Staff say physical and verbal abuse is unacceptably common, and many now feel unsafe at work.
Pharmacists say physical and verbal abuse against them has become unacceptably common and many now feel unsafe when at work.
Police forces say they are being called out to handle pharmacy-based crimes.
A union for UK pharmacists says more needs to be done to enforce the NHS’s zero tolerance policy on worker abuse.
The Pharmacists’ Defence Association (PDA) says there have been reports of a stabbing and physical attacks in pharmacies around the UK.
Pharmacist Conor McAreavey was stabbed in the hand with a knife at his pharmacy in Belfast in March. He told the BBC he was “very lucky” not to have suffered tendon damage.
Glasgow pharmacist Chand Kausar was threatened with a knife by an agitated patient, who – after demanding non-prescribed medication – produced a six-inch knife and cornered her against a wall.
“I just froze,” explains Ms Kausar. “My hands were above my head and I could hear all the noise around me, but I actually felt very calm. In my head all was quiet. I remember thinking it was like a movie scene. I’d never seen a knife like that, and I never imagined I’d have one held to my throat.”
The police were alerted quickly and arrested her attacker, saving Ms Kausar from any physical injuries, but she is still haunted by the mental scars.
“I struggle now when a patient raises their voice to me. I have a little internal panic attack and then have to make sure I control it.”
Ms Kausar says she used to face an abusive patient once a month before the pandemic. Now she says she rarely gets through two shifts without facing one.
‘Terrified going to work’
The PDA launched an online survey in April 2022 and nearly 550 community pharmacists, mostly staff working in England, have responded so far.
Some 468 of them – 85% – say they, or someone they work with, experienced verbal or racial abuse in the previous month while at work.
One respondent said: “I feel terrified going to work every single day, and yet management are ignoring the issue.”
Another said: “I now carry a rape alarm and a dye spray because of threats.”
Others said they were considering leaving the profession.
A recent Pharmaceutical Services Negotiating Committee survey of about 1,000 team members, carried out in January 2022, revealed low job satisfaction scores.
According to some pharmacists, the majority of violent or abusive incidents are triggered by:
- addiction services failing to provide support for recovering addicts
- overwhelmed GP surgeries being unable to give a patient an appointment
- supply chain issues leaving a pharmacy without stocks of prescribed drugs
Earlier this year, a lack of lateral flow testing kits resulted in a spike of aggression from patients.

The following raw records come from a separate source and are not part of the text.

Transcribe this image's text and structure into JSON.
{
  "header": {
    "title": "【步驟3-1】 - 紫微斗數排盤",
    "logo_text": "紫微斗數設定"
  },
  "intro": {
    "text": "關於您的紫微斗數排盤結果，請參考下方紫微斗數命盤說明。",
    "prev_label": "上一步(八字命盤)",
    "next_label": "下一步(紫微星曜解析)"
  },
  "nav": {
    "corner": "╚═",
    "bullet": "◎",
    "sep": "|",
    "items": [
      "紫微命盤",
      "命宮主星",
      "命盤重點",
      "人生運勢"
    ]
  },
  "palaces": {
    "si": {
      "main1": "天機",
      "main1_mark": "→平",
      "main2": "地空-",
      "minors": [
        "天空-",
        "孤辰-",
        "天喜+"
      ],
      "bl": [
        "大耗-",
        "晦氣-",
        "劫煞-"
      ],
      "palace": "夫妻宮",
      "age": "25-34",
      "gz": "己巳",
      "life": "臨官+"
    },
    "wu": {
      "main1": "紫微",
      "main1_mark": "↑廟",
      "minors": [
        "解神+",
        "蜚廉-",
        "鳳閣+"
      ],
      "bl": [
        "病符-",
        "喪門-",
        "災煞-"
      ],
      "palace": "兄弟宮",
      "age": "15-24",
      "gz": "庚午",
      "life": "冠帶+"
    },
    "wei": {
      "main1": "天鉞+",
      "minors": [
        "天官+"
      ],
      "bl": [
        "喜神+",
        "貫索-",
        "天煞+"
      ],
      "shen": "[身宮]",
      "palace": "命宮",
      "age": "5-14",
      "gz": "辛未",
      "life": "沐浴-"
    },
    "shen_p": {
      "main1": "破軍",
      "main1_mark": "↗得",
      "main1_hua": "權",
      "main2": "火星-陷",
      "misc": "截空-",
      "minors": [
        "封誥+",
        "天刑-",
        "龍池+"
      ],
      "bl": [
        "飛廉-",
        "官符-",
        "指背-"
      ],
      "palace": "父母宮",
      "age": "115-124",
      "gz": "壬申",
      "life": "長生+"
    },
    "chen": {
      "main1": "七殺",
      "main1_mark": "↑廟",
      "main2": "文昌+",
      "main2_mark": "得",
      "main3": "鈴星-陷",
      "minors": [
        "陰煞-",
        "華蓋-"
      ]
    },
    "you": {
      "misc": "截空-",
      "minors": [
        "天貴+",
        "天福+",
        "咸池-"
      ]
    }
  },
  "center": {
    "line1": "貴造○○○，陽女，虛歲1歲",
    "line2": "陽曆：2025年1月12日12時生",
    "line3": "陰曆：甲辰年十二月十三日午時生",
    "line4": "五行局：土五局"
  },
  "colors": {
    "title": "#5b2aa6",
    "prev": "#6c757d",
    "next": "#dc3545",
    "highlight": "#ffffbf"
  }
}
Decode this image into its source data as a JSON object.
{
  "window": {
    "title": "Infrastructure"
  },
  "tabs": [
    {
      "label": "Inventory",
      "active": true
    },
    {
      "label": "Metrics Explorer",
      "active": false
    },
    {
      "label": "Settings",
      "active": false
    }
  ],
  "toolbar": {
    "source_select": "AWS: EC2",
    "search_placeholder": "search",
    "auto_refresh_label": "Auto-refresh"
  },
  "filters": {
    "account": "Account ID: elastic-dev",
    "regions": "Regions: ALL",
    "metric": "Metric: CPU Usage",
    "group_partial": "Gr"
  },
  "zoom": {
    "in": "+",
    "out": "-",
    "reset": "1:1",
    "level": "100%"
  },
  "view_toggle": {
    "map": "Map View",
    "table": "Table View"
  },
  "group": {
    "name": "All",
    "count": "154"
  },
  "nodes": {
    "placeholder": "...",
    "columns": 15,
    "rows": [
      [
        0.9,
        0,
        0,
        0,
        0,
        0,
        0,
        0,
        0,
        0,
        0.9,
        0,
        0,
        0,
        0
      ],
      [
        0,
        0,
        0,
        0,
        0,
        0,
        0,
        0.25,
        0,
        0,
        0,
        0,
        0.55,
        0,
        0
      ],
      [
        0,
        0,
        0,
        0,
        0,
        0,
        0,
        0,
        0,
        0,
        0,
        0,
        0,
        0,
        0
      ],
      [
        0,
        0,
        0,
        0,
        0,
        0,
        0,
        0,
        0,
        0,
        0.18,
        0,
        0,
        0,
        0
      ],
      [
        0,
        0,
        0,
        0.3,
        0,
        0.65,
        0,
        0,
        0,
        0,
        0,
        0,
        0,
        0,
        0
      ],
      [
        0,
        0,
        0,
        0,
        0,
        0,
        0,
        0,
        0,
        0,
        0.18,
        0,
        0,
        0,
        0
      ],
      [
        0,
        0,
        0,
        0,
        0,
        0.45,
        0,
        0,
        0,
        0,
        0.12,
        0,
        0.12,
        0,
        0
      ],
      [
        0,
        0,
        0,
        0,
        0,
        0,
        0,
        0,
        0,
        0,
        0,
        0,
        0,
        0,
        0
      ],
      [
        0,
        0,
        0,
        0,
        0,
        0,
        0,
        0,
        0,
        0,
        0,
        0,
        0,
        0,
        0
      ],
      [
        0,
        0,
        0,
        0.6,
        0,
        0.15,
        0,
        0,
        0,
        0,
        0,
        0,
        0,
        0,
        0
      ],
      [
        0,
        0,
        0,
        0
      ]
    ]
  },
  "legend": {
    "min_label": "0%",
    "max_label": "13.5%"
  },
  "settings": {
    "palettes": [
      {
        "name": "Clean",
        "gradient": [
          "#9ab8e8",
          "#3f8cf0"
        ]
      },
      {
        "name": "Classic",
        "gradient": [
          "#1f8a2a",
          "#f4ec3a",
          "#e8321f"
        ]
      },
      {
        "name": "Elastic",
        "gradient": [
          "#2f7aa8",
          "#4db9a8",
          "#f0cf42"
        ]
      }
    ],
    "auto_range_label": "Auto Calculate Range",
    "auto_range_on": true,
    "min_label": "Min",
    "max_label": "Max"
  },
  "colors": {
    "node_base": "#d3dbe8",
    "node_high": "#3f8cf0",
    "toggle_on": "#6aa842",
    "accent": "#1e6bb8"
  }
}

Staff shortages continue to add more pressure, and increase waiting times and frustration, in community pharmacies.
In recent weeks, a shortage of Hormone Replacement Therapy has been an added pressure.
Alison Jones, from the PDA, said: “Staff shortages are already bad.. and they are only going to get worse.
“More patients are accessing the pharmacy than ever before and there is only a finite amount of staffing and hours. We are now in a situation where more and more pharmacists are considering whether they want to work in community pharmacy because of the working conditions and violence.”
Supt Patrick Holdaway, head of the National Business Crime Centre, said: “Police forces around the country are aware of this new spike in pharmacy crime.
“We also know that the numbers we currently have are only a fraction of the actual crime taking place in pharmacies. Pharmacists feel a duty to their patients and so don’t want to report them, but we would say please report these crimes to help the police map hotspot areas and offer the correct support.”
Supt Holdaway recommends pharmacies install more safety measures – including panic buttons, CCTV, bodycams. But as to who pays for these measures, that will fall on the pharmacy owners.
As part of the GP Winter Access Fund, doctors’ surgeries can access a £5m fund for security enhancements. However, this fund is not accessible to community pharmacies.
NHS England says community pharmacy can access health and wellbeing offers, such as coaching services and conflict resolution training.
When asked if community pharmacies would receive further support after the rise in violence, a Department for Health and Social Care spokesperson told the BBC: “This kind of behaviour is inexcusable and will not be tolerated.
“The NHS has set up a violence reduction programme to protect its workforce, and we have doubled the maximum prison sentence for common assault against NHS workers.
“We work closely with the pharmaceutical industry and the NHS to minimise disruption caused by medicine shortages on the rare occasions they arise.”
As for Ms Kausar, her sympathies still lie with the patients: “These are desperate people driven to desperate acts. They just need help,” she said.